There's nothing like a crisis to test your managerial mettle. If you panic and fold at the first whiff of trouble, don't be surprised if your employees dismiss you as a weak leader.
If, however, you remain calm when things go wrong, rest assured your colleagues will rate you highly. It's an important skill to have, especially during these so-called "turbulent times", which call for that British quality - the stiff upper lip.
Keep Calm and Carry On taps into the zeitgeist, promising to give you "good advice for hard times". The title of the book comes from a poster produced by the government's Ministry of Information in 1939. Its message is just as effective a tonic for those labouring under modern anxieties as for those who endured the Blitz.

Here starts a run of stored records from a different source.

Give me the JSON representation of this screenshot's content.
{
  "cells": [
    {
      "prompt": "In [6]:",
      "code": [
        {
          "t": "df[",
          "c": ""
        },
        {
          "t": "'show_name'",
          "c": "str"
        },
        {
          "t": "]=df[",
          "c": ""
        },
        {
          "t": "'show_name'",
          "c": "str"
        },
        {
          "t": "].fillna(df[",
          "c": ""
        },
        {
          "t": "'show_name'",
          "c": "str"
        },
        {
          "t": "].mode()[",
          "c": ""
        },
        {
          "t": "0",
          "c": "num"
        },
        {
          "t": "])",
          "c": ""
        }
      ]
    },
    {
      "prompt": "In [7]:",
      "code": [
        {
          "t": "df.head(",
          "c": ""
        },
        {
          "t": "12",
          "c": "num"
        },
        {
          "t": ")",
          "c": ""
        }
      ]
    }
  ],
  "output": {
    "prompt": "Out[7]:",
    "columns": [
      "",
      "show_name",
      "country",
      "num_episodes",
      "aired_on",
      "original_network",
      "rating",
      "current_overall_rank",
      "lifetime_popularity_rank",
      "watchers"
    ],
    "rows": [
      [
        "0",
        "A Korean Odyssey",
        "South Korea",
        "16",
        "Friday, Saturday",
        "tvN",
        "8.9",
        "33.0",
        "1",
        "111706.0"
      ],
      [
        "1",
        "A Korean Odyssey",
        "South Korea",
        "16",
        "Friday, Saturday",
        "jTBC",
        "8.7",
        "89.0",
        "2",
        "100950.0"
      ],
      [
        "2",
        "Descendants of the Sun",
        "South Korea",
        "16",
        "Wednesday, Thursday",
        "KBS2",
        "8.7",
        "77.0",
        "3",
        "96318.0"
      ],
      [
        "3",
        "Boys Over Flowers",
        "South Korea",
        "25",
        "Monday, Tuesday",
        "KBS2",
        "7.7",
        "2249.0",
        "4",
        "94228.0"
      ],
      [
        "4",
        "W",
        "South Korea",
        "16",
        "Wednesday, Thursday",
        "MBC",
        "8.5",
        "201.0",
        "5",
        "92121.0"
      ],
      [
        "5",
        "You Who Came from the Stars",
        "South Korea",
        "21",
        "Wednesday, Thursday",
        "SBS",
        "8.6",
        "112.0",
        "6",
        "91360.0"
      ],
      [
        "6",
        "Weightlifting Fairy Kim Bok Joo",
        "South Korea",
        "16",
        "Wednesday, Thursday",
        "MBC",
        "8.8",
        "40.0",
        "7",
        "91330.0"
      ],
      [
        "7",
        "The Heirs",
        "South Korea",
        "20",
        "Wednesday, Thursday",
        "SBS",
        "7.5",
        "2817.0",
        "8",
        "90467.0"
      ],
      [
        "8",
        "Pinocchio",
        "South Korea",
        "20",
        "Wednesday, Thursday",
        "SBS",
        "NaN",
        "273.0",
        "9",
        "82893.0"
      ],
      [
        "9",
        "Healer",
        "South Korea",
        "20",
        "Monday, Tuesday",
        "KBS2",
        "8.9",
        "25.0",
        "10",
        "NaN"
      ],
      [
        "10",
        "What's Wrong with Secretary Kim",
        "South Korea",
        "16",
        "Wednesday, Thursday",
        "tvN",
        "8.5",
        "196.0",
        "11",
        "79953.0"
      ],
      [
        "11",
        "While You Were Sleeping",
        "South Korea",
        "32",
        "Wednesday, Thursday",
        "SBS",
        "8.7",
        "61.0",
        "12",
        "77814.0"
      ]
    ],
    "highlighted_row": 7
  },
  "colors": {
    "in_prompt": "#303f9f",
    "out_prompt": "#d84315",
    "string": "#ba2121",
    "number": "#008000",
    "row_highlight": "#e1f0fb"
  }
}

The book is a collection of reassuring and witty quotes. The first, courtesy of Benjamin Franklin, is: "Wise men don't need advice. Fools won't take it."
For something more philosophical, try this from Benjamin Disraeli: "What we anticipate seldom occurs; what we least expect generally happens." Finally, if you're feeling particularly wicked, try this from Herbert Hoover: "Blessed are the young, for they shall inherit the national debt."
- Emma De Vita is books editor of Management Today